(Records excerpted from a collection)
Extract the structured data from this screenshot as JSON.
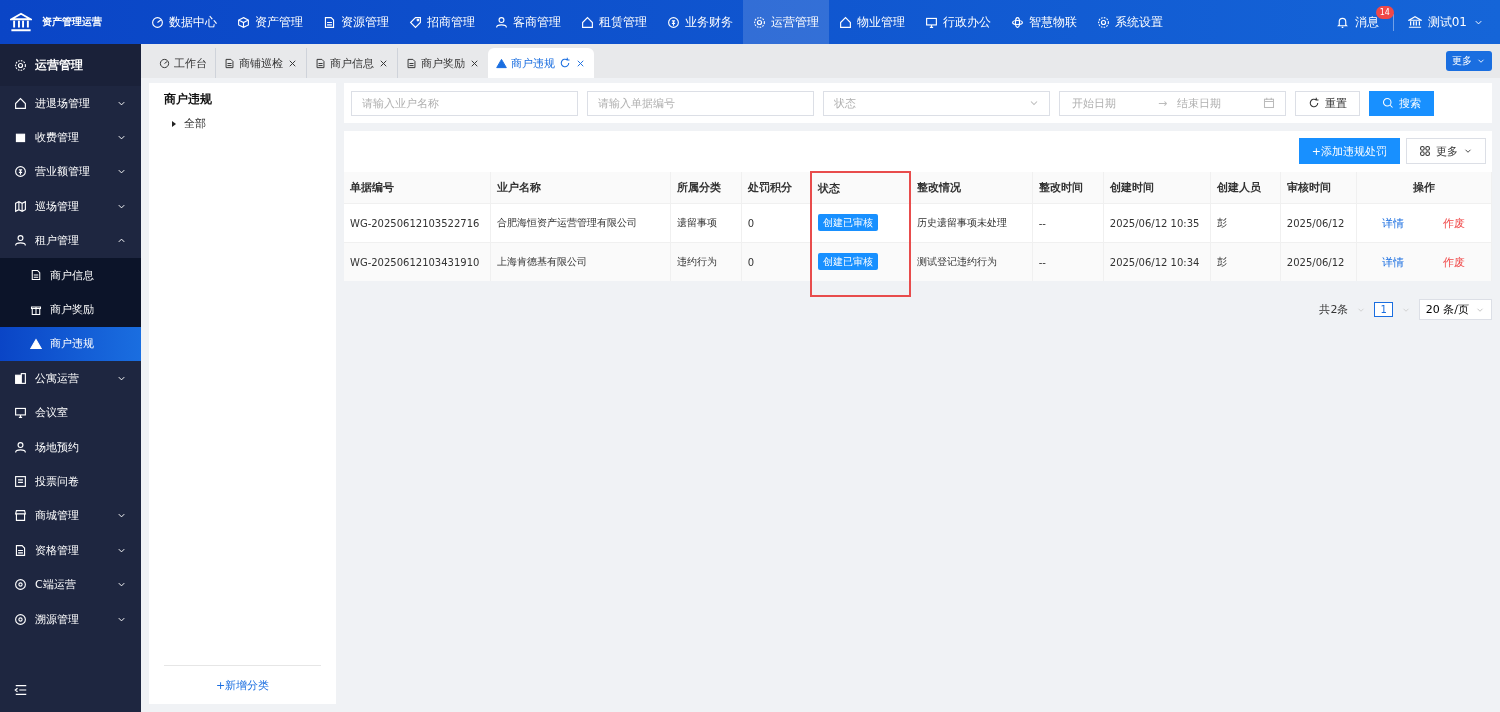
{
  "app": {
    "title": "资产管理运营"
  },
  "top_nav": [
    {
      "label": "数据中心",
      "selected": false
    },
    {
      "label": "资产管理",
      "selected": false
    },
    {
      "label": "资源管理",
      "selected": false
    },
    {
      "label": "招商管理",
      "selected": false
    },
    {
      "label": "客商管理",
      "selected": false
    },
    {
      "label": "租赁管理",
      "selected": false
    },
    {
      "label": "业务财务",
      "selected": false
    },
    {
      "label": "运营管理",
      "selected": true
    },
    {
      "label": "物业管理",
      "selected": false
    },
    {
      "label": "行政办公",
      "selected": false
    },
    {
      "label": "智慧物联",
      "selected": false
    },
    {
      "label": "系统设置",
      "selected": false
    }
  ],
  "header_right": {
    "messages": "消息",
    "badge": "14",
    "user": "测试01"
  },
  "sidebar": {
    "title": "运营管理",
    "items": [
      {
        "label": "进退场管理",
        "kind": "group",
        "expanded": false
      },
      {
        "label": "收费管理",
        "kind": "group",
        "expanded": false
      },
      {
        "label": "营业额管理",
        "kind": "group",
        "expanded": false
      },
      {
        "label": "巡场管理",
        "kind": "group",
        "expanded": false
      },
      {
        "label": "租户管理",
        "kind": "group",
        "expanded": true,
        "children": [
          {
            "label": "商户信息",
            "selected": false
          },
          {
            "label": "商户奖励",
            "selected": false
          },
          {
            "label": "商户违规",
            "selected": true
          }
        ]
      },
      {
        "label": "公寓运营",
        "kind": "group",
        "expanded": false
      },
      {
        "label": "会议室",
        "kind": "link"
      },
      {
        "label": "场地预约",
        "kind": "link"
      },
      {
        "label": "投票问卷",
        "kind": "link"
      },
      {
        "label": "商城管理",
        "kind": "group",
        "expanded": false
      },
      {
        "label": "资格管理",
        "kind": "group",
        "expanded": false
      },
      {
        "label": "C端运营",
        "kind": "group",
        "expanded": false
      },
      {
        "label": "溯源管理",
        "kind": "group",
        "expanded": false
      }
    ]
  },
  "tabs": [
    {
      "label": "工作台",
      "selected": false,
      "closable": false
    },
    {
      "label": "商铺巡检",
      "selected": false,
      "closable": true
    },
    {
      "label": "商户信息",
      "selected": false,
      "closable": true
    },
    {
      "label": "商户奖励",
      "selected": false,
      "closable": true
    },
    {
      "label": "商户违规",
      "selected": true,
      "closable": true
    }
  ],
  "tabs_more": "更多",
  "category_panel": {
    "title": "商户违规",
    "tree": [
      {
        "label": "全部",
        "expanded": false
      }
    ],
    "add": "+新增分类"
  },
  "filters": {
    "name": {
      "placeholder": "请输入业户名称"
    },
    "number": {
      "placeholder": "请输入单据编号"
    },
    "status": {
      "placeholder": "状态"
    },
    "start": {
      "placeholder": "开始日期"
    },
    "separator": "→",
    "end": {
      "placeholder": "结束日期"
    },
    "reset": "重置",
    "search": "搜索"
  },
  "toolbar": {
    "add": "+添加违规处罚",
    "more": "更多"
  },
  "table": {
    "columns": [
      {
        "label": "单据编号",
        "highlighted": false
      },
      {
        "label": "业户名称",
        "highlighted": false
      },
      {
        "label": "所属分类",
        "highlighted": false
      },
      {
        "label": "处罚积分",
        "highlighted": false
      },
      {
        "label": "状态",
        "highlighted": true
      },
      {
        "label": "整改情况",
        "highlighted": false
      },
      {
        "label": "整改时间",
        "highlighted": false
      },
      {
        "label": "创建时间",
        "highlighted": false
      },
      {
        "label": "创建人员",
        "highlighted": false
      },
      {
        "label": "审核时间",
        "highlighted": false
      },
      {
        "label": "操作",
        "highlighted": false
      }
    ],
    "rows": [
      {
        "cells": [
          "WG-20250612103522716",
          "合肥海恒资产运营管理有限公司",
          "遗留事项",
          "0",
          "创建已审核",
          "历史遗留事项未处理",
          "--",
          "2025/06/12 10:35",
          "彭",
          "2025/06/12"
        ],
        "actions": [
          "详情",
          "作废"
        ]
      },
      {
        "cells": [
          "WG-20250612103431910",
          "上海肯德基有限公司",
          "违约行为",
          "0",
          "创建已审核",
          "测试登记违约行为",
          "--",
          "2025/06/12 10:34",
          "彭",
          "2025/06/12"
        ],
        "actions": [
          "详情",
          "作废"
        ]
      }
    ]
  },
  "pagination": {
    "total": "共2条",
    "pages": [
      {
        "label": "1",
        "selected": true
      }
    ],
    "page_size": "20 条/页"
  }
}
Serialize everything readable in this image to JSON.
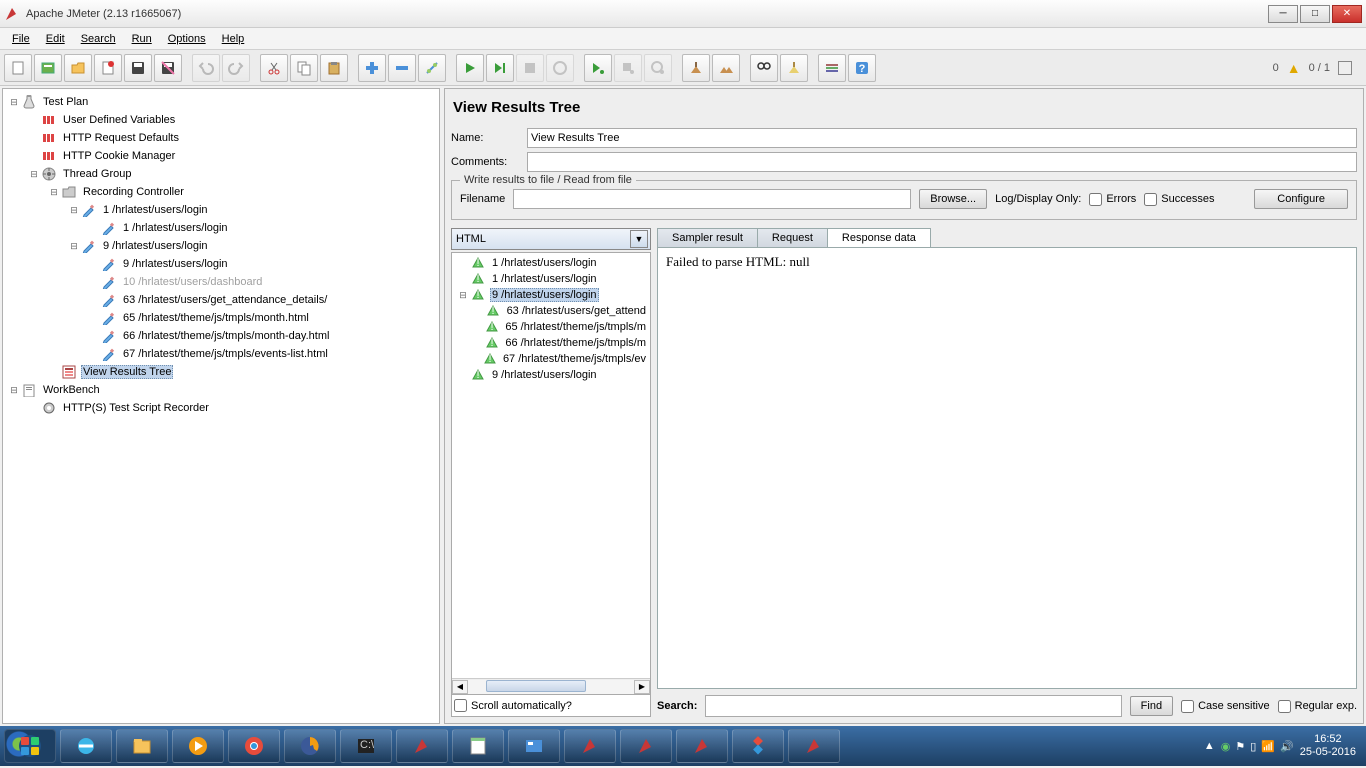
{
  "titlebar": {
    "text": "Apache JMeter (2.13 r1665067)"
  },
  "menubar": [
    "File",
    "Edit",
    "Search",
    "Run",
    "Options",
    "Help"
  ],
  "status": {
    "warnings": "0",
    "left": "0",
    "right": "1"
  },
  "tree": [
    {
      "depth": 0,
      "toggle": "−",
      "icon": "flask",
      "label": "Test Plan"
    },
    {
      "depth": 1,
      "toggle": "",
      "icon": "vars",
      "label": "User Defined Variables"
    },
    {
      "depth": 1,
      "toggle": "",
      "icon": "vars",
      "label": "HTTP Request Defaults"
    },
    {
      "depth": 1,
      "toggle": "",
      "icon": "vars",
      "label": "HTTP Cookie Manager"
    },
    {
      "depth": 1,
      "toggle": "−",
      "icon": "thread",
      "label": "Thread Group"
    },
    {
      "depth": 2,
      "toggle": "−",
      "icon": "folder",
      "label": "Recording Controller"
    },
    {
      "depth": 3,
      "toggle": "−",
      "icon": "pen",
      "label": "1 /hrlatest/users/login"
    },
    {
      "depth": 4,
      "toggle": "",
      "icon": "pen",
      "label": "1 /hrlatest/users/login"
    },
    {
      "depth": 3,
      "toggle": "−",
      "icon": "pen",
      "label": "9 /hrlatest/users/login"
    },
    {
      "depth": 4,
      "toggle": "",
      "icon": "pen",
      "label": "9 /hrlatest/users/login"
    },
    {
      "depth": 4,
      "toggle": "",
      "icon": "pen",
      "label": "10 /hrlatest/users/dashboard",
      "disabled": true
    },
    {
      "depth": 4,
      "toggle": "",
      "icon": "pen",
      "label": "63 /hrlatest/users/get_attendance_details/"
    },
    {
      "depth": 4,
      "toggle": "",
      "icon": "pen",
      "label": "65 /hrlatest/theme/js/tmpls/month.html"
    },
    {
      "depth": 4,
      "toggle": "",
      "icon": "pen",
      "label": "66 /hrlatest/theme/js/tmpls/month-day.html"
    },
    {
      "depth": 4,
      "toggle": "",
      "icon": "pen",
      "label": "67 /hrlatest/theme/js/tmpls/events-list.html"
    },
    {
      "depth": 2,
      "toggle": "",
      "icon": "view",
      "label": "View Results Tree",
      "selected": true
    },
    {
      "depth": 0,
      "toggle": "−",
      "icon": "work",
      "label": "WorkBench"
    },
    {
      "depth": 1,
      "toggle": "",
      "icon": "gear",
      "label": "HTTP(S) Test Script Recorder"
    }
  ],
  "panel": {
    "title": "View Results Tree",
    "name_label": "Name:",
    "name_value": "View Results Tree",
    "comments_label": "Comments:",
    "fieldset_legend": "Write results to file / Read from file",
    "filename_label": "Filename",
    "browse": "Browse...",
    "log_display": "Log/Display Only:",
    "errors": "Errors",
    "successes": "Successes",
    "configure": "Configure",
    "combo_value": "HTML",
    "scroll_auto": "Scroll automatically?",
    "tabs": [
      "Sampler result",
      "Request",
      "Response data"
    ],
    "active_tab": 2,
    "detail_text": "Failed to parse HTML: null",
    "search_label": "Search:",
    "find": "Find",
    "case_sensitive": "Case sensitive",
    "regex": "Regular exp."
  },
  "results": [
    {
      "toggle": "",
      "label": "1 /hrlatest/users/login"
    },
    {
      "toggle": "",
      "label": "1 /hrlatest/users/login"
    },
    {
      "toggle": "−",
      "label": "9 /hrlatest/users/login",
      "selected": true
    },
    {
      "toggle": "",
      "label": "63 /hrlatest/users/get_attend",
      "indent": 1
    },
    {
      "toggle": "",
      "label": "65 /hrlatest/theme/js/tmpls/m",
      "indent": 1
    },
    {
      "toggle": "",
      "label": "66 /hrlatest/theme/js/tmpls/m",
      "indent": 1
    },
    {
      "toggle": "",
      "label": "67 /hrlatest/theme/js/tmpls/ev",
      "indent": 1
    },
    {
      "toggle": "",
      "label": "9 /hrlatest/users/login"
    }
  ],
  "taskbar": {
    "time": "16:52",
    "date": "25-05-2016"
  }
}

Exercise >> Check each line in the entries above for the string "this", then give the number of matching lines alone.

Your solution >> 2